## Information:
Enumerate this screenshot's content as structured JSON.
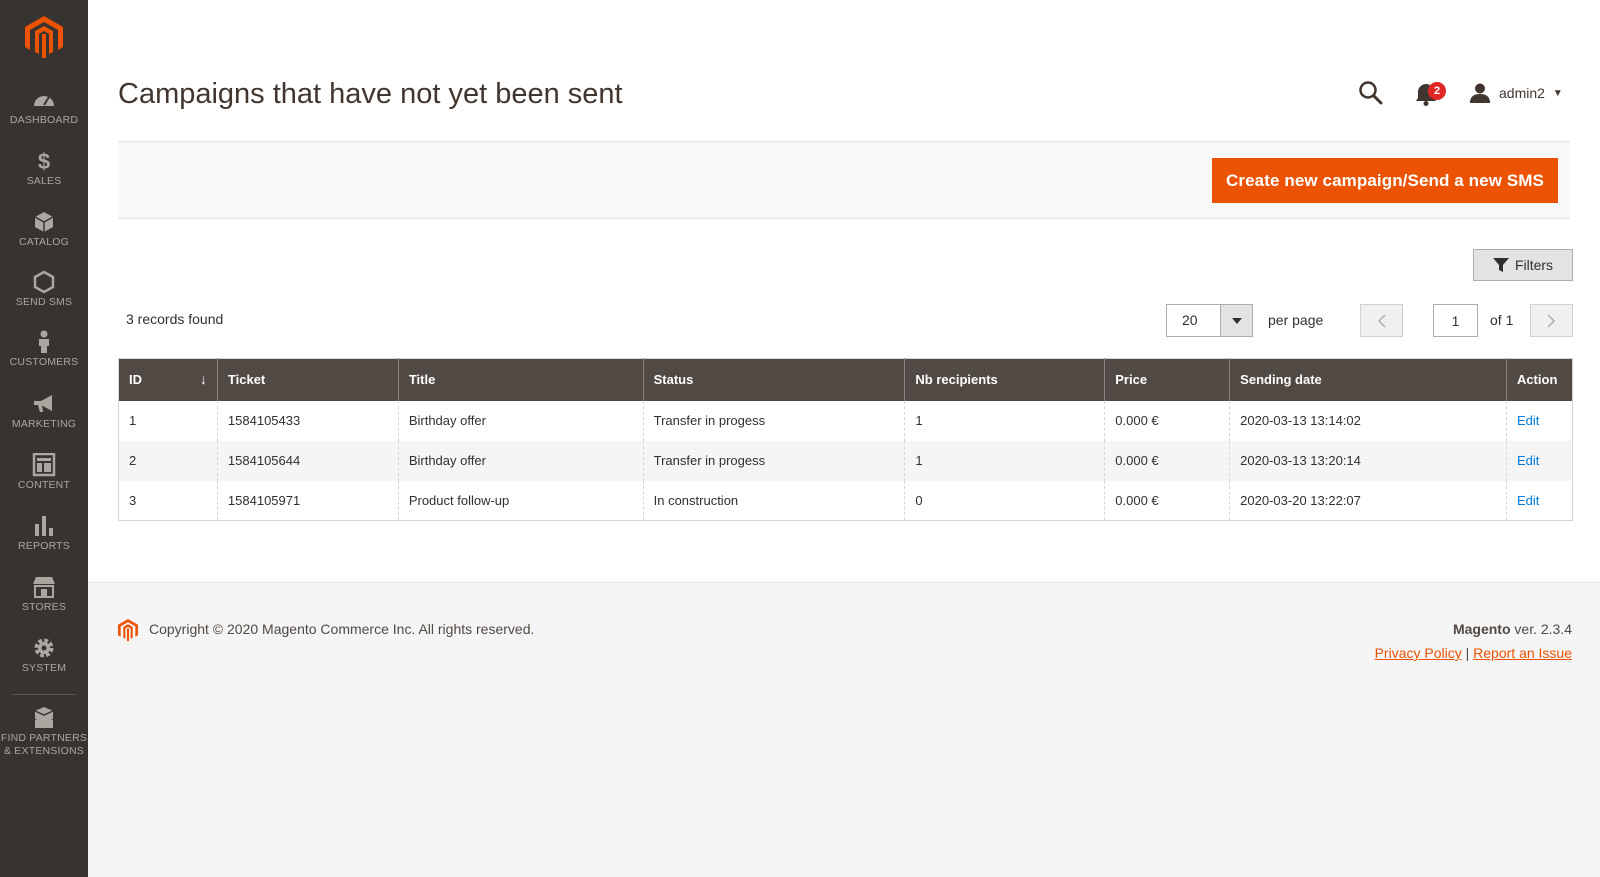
{
  "sidebar": {
    "items": [
      {
        "label": "DASHBOARD",
        "icon": "dashboard-icon"
      },
      {
        "label": "SALES",
        "icon": "dollar-icon"
      },
      {
        "label": "CATALOG",
        "icon": "box-icon"
      },
      {
        "label": "SEND SMS",
        "icon": "hexagon-icon"
      },
      {
        "label": "CUSTOMERS",
        "icon": "person-icon"
      },
      {
        "label": "MARKETING",
        "icon": "megaphone-icon"
      },
      {
        "label": "CONTENT",
        "icon": "layout-icon"
      },
      {
        "label": "REPORTS",
        "icon": "bar-chart-icon"
      },
      {
        "label": "STORES",
        "icon": "store-icon"
      },
      {
        "label": "SYSTEM",
        "icon": "gear-icon"
      },
      {
        "label_line1": "FIND PARTNERS",
        "label_line2": "& EXTENSIONS",
        "icon": "extensions-icon"
      }
    ]
  },
  "header": {
    "title": "Campaigns that have not yet been sent",
    "notifications_count": "2",
    "user_name": "admin2"
  },
  "actions": {
    "create_label": "Create new campaign/Send a new SMS",
    "filters_label": "Filters"
  },
  "grid": {
    "records_found": "3 records found",
    "per_page_value": "20",
    "per_page_label": "per page",
    "current_page": "1",
    "page_of": "of 1",
    "columns": [
      "ID",
      "Ticket",
      "Title",
      "Status",
      "Nb recipients",
      "Price",
      "Sending date",
      "Action"
    ],
    "rows": [
      [
        "1",
        "1584105433",
        "Birthday offer",
        "Transfer in progess",
        "1",
        "0.000 €",
        "2020-03-13 13:14:02",
        "Edit"
      ],
      [
        "2",
        "1584105644",
        "Birthday offer",
        "Transfer in progess",
        "1",
        "0.000 €",
        "2020-03-13 13:20:14",
        "Edit"
      ],
      [
        "3",
        "1584105971",
        "Product follow-up",
        "In construction",
        "0",
        "0.000 €",
        "2020-03-20 13:22:07",
        "Edit"
      ]
    ]
  },
  "footer": {
    "copyright": "Copyright © 2020 Magento Commerce Inc. All rights reserved.",
    "brand": "Magento",
    "version": " ver. 2.3.4",
    "privacy_link": "Privacy Policy",
    "separator": " | ",
    "report_link": "Report an Issue"
  },
  "colors": {
    "accent": "#eb5202",
    "sidebar_bg": "#373330",
    "table_header_bg": "#514943",
    "link": "#007bdb",
    "badge": "#e22626"
  }
}
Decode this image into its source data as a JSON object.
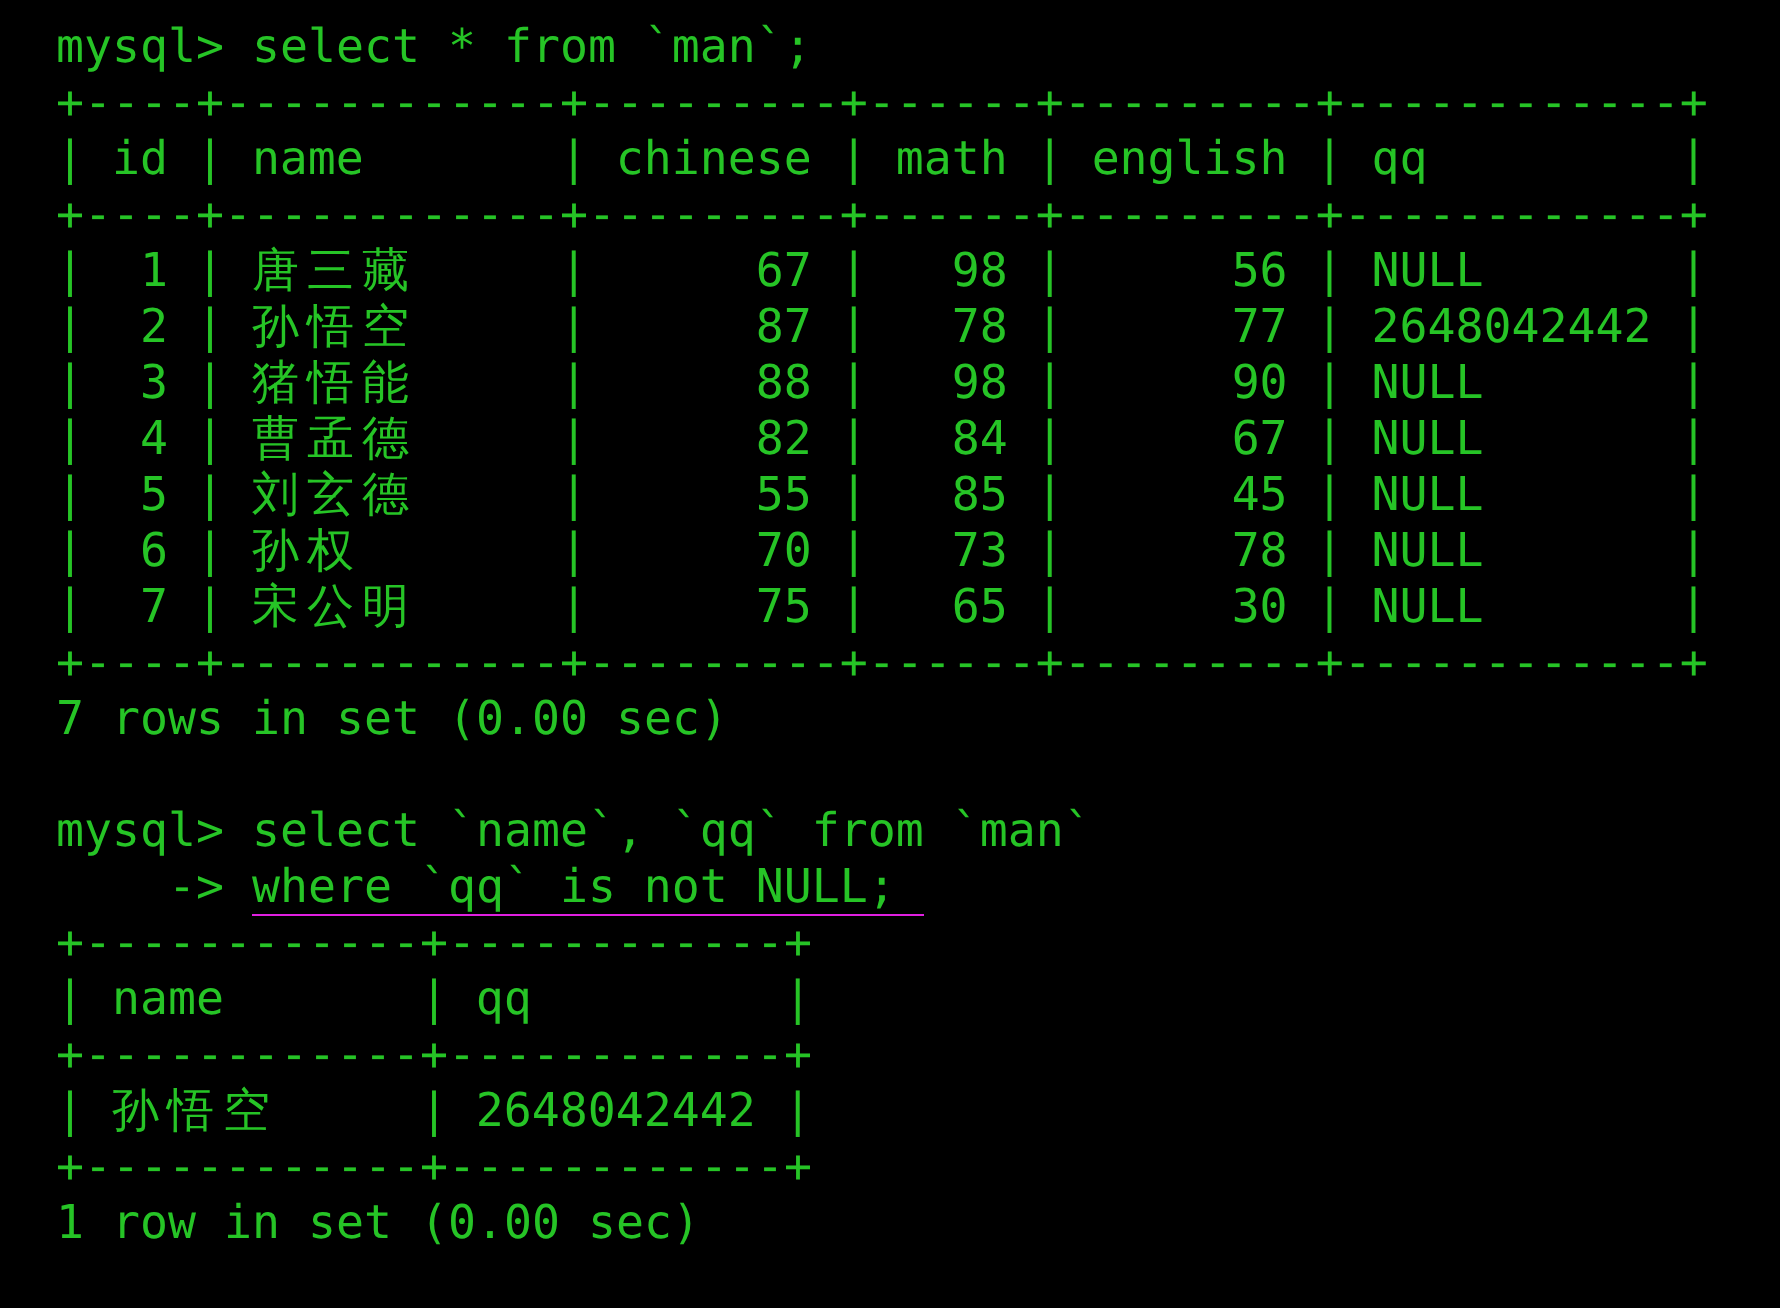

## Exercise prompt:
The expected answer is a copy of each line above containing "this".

## Output of the task:
Enumerate this screenshot's content as structured JSON.
Decode this image into its source data as a JSON object.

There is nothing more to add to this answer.